EXERCISE OBJECTIVE
Identify each line below that contains the word "text", and copy it out.

DATA RECORDS
####################

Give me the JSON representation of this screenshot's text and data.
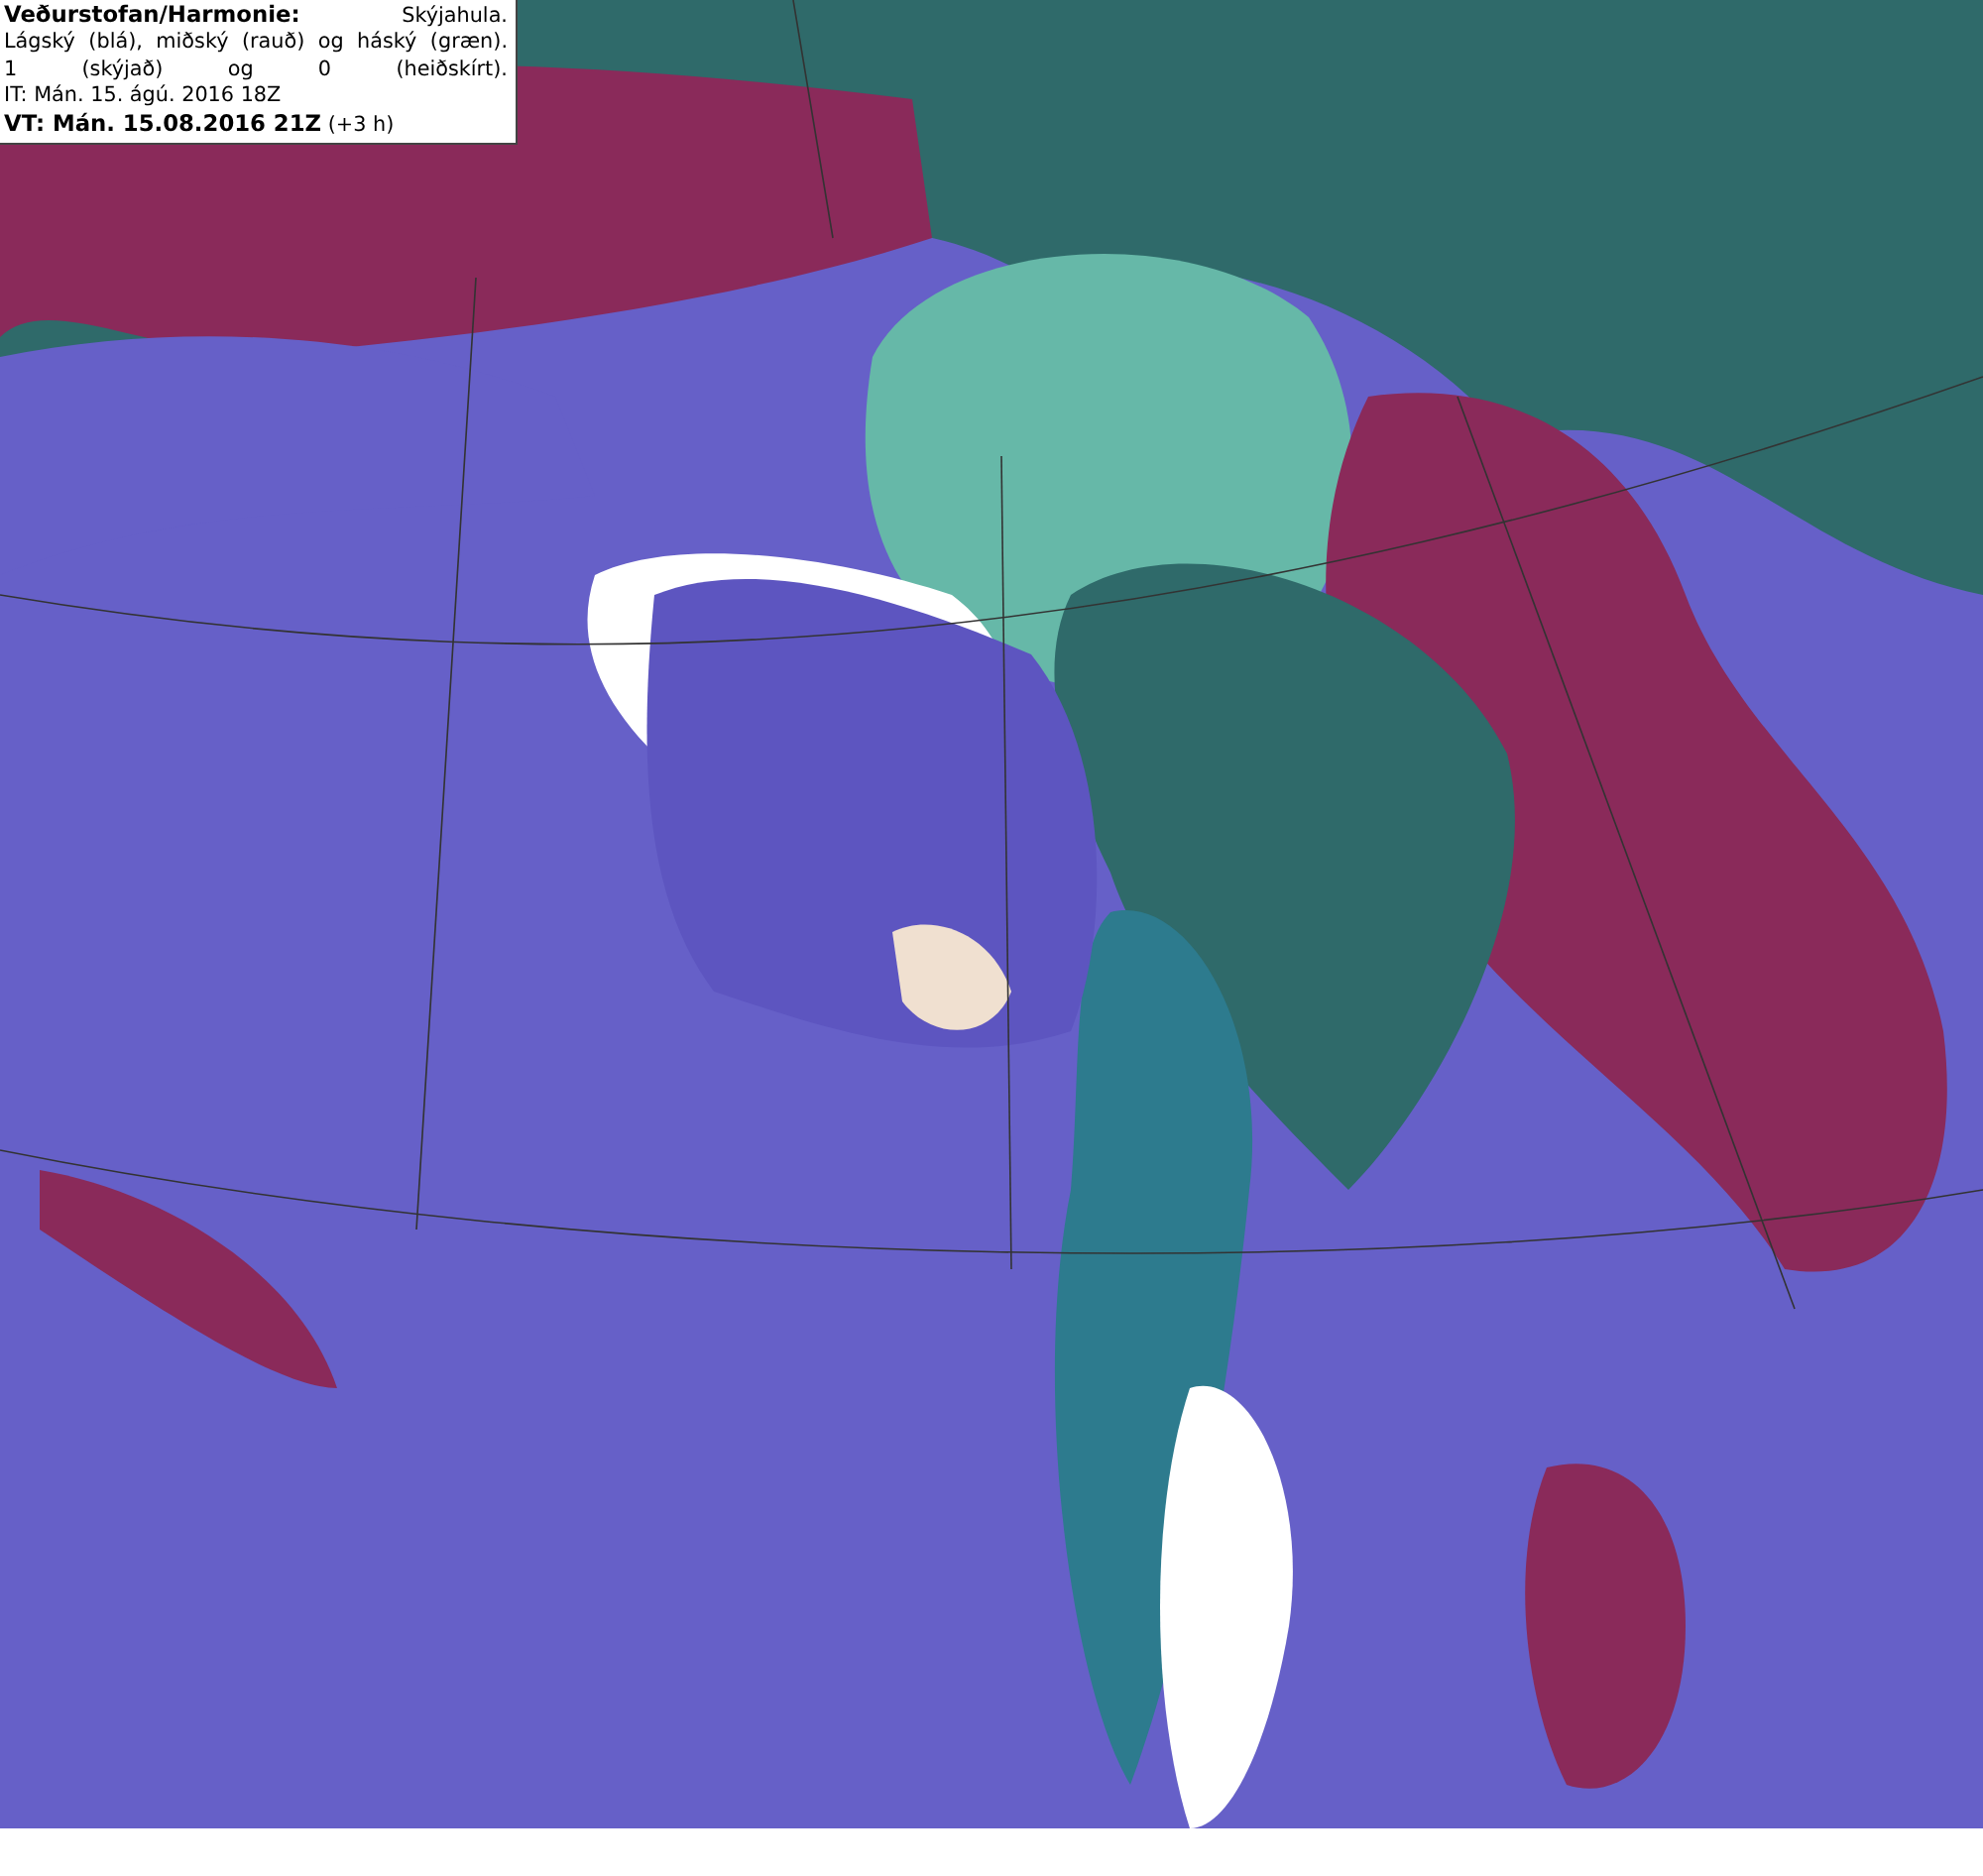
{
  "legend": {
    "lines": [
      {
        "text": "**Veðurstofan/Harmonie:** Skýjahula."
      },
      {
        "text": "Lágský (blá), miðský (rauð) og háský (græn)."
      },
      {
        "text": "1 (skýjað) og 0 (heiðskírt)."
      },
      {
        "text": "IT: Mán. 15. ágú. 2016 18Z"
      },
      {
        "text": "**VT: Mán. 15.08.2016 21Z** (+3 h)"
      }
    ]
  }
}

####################

YOUR SOLUTION
Give me the JSON representation of this screenshot's text and data.
        "text": "**Veðurstofan/Harmonie:** Skýjahula."
        "text": "Lágský (blá), miðský (rauð) og háský (græn)."
        "text": "1 (skýjað) og 0 (heiðskírt)."
        "text": "IT: Mán. 15. ágú. 2016 18Z"
        "text": "**VT: Mán. 15.08.2016 21Z** (+3 h)"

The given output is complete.